The Sea-Wolf

(Critical Survey of Contemporary Fiction)

The story is told by Humphrey Van Weyden, a dilettantish and comically over-civilized literary critic. When his ferry boat sinks in San Francisco Bay, Van Weyden is picked up by the Ghost, a sealing schooner, and carried off into the Pacific against his will. He is appalled by the cruelty of the schooner’s captain, Wolf Larsen, but also fascinated by Larsen’s physical power and spiritual magnetism. A self-taught philosopher who echoes much of London’s own reading in Herbert Spencer and Friedrich Nietzsche, Larsen is amused by trials of wit with this gentleman, whom he renames “Hump” and sets to work as cabin boy.

Hump’s attempts to escape and the crew’s attempts to revolt are ruthlessly thwarted by the seemingly omnipotent Larsen. Nevertheless, Hump, promoted to mate, is learning to adapt to the struggle for survival that he had ignored in his protected life on shore.

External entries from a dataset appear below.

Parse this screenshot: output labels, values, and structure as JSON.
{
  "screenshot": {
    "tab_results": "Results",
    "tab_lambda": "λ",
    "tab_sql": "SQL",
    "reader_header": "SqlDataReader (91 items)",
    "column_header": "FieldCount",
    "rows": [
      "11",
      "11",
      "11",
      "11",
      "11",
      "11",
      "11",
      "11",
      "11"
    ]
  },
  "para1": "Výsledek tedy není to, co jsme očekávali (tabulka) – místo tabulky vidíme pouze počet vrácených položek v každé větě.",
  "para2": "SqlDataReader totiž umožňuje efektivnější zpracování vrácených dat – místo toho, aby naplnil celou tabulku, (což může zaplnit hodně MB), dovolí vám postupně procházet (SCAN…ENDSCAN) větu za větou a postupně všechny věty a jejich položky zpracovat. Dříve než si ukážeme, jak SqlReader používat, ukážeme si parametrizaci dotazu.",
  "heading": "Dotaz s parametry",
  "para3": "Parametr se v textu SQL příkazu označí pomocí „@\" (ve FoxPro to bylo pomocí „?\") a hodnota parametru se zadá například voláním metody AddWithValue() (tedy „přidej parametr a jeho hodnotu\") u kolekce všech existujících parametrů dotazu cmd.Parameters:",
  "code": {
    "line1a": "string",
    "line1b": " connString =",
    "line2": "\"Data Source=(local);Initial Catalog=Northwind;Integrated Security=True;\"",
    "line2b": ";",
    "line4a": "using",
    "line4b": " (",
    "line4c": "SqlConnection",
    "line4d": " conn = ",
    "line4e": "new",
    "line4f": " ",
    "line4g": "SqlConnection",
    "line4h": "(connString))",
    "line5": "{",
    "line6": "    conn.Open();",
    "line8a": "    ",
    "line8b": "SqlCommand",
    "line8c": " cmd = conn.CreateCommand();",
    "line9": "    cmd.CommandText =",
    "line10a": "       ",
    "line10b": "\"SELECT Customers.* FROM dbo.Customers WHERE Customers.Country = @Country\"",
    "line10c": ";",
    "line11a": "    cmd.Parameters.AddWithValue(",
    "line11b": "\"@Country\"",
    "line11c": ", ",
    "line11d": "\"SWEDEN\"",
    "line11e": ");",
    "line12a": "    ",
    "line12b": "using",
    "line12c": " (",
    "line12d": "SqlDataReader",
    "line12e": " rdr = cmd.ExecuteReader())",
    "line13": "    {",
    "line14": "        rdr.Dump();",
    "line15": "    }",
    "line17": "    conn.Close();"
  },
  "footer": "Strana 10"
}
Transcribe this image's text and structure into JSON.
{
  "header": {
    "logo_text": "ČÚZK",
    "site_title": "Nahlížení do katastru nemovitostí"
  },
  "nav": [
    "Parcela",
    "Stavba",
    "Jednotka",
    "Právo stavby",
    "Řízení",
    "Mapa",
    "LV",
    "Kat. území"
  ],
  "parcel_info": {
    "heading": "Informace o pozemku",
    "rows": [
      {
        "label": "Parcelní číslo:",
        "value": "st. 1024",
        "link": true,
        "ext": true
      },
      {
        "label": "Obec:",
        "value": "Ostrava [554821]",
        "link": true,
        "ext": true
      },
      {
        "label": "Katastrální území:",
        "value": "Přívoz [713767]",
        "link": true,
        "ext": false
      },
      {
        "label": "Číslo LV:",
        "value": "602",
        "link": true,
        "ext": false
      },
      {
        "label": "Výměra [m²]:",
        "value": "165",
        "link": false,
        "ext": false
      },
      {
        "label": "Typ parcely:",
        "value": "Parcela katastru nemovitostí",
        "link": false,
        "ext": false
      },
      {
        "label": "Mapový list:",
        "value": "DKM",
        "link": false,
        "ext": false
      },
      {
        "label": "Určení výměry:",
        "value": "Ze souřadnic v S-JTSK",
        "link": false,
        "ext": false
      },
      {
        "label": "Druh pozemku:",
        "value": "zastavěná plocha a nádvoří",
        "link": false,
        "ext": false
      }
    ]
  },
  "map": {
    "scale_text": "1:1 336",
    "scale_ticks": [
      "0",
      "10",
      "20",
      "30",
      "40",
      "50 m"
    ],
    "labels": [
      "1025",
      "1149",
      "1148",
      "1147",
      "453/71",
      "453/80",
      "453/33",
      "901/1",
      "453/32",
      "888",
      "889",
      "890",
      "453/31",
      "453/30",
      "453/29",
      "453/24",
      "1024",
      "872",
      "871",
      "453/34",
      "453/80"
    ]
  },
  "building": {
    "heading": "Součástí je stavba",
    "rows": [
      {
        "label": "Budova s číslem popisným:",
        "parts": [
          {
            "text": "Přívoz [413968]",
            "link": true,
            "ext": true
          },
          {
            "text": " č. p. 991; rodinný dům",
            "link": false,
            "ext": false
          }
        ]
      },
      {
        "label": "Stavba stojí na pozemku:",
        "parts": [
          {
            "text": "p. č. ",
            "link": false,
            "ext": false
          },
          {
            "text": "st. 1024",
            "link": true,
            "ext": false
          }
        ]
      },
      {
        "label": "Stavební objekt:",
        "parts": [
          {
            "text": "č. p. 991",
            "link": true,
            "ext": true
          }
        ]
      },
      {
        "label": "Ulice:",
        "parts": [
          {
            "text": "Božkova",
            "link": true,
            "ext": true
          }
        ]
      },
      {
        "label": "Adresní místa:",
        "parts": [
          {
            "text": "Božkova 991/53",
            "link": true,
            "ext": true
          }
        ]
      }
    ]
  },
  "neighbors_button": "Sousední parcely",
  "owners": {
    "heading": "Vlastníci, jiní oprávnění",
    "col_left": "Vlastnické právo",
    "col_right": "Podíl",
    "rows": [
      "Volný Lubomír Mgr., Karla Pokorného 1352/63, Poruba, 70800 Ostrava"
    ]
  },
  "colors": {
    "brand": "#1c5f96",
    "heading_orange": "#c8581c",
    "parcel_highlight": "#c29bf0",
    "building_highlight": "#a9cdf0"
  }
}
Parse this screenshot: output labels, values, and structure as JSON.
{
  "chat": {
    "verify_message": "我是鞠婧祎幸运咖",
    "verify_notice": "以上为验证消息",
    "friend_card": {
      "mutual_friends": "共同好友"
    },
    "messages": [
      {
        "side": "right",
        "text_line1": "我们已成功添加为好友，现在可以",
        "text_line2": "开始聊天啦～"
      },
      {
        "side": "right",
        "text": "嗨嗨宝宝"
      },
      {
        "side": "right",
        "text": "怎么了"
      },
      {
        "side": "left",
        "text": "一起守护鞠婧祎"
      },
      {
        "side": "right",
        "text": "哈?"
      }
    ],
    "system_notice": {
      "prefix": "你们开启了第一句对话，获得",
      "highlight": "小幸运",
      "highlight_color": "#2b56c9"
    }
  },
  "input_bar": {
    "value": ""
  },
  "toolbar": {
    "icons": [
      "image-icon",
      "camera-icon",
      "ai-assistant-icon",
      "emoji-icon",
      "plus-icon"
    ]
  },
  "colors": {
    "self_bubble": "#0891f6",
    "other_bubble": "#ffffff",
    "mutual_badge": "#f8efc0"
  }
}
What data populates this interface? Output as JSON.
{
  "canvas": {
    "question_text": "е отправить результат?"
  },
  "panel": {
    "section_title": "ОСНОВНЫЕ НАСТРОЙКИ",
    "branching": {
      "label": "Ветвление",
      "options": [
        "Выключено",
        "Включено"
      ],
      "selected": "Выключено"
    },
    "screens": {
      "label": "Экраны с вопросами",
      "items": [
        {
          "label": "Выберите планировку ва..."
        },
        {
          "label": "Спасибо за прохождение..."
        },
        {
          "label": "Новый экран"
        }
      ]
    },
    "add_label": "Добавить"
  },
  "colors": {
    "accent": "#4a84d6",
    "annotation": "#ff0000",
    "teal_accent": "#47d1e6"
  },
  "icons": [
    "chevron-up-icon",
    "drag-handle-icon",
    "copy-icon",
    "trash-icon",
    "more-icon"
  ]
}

Then another shipwreck victim is rescued, the beautiful poet Maud Brewster. One night Hump finds Maud struggling in Larsen’s arms. Before he can act, Larsen is struck by a sudden, mysterious headache. Hump and Maud escape in an open boat and finally manage to go ashore on an island off the Alaskan coast. There they learn to fend for themselves. Months after their escape, Larsen is washed up in the Ghost. Though blind and dying, he still almost succeeds in frustrating their efforts to repair the schooner. After his death they sail off, united by their shared return...

(The entire section is 457 words.)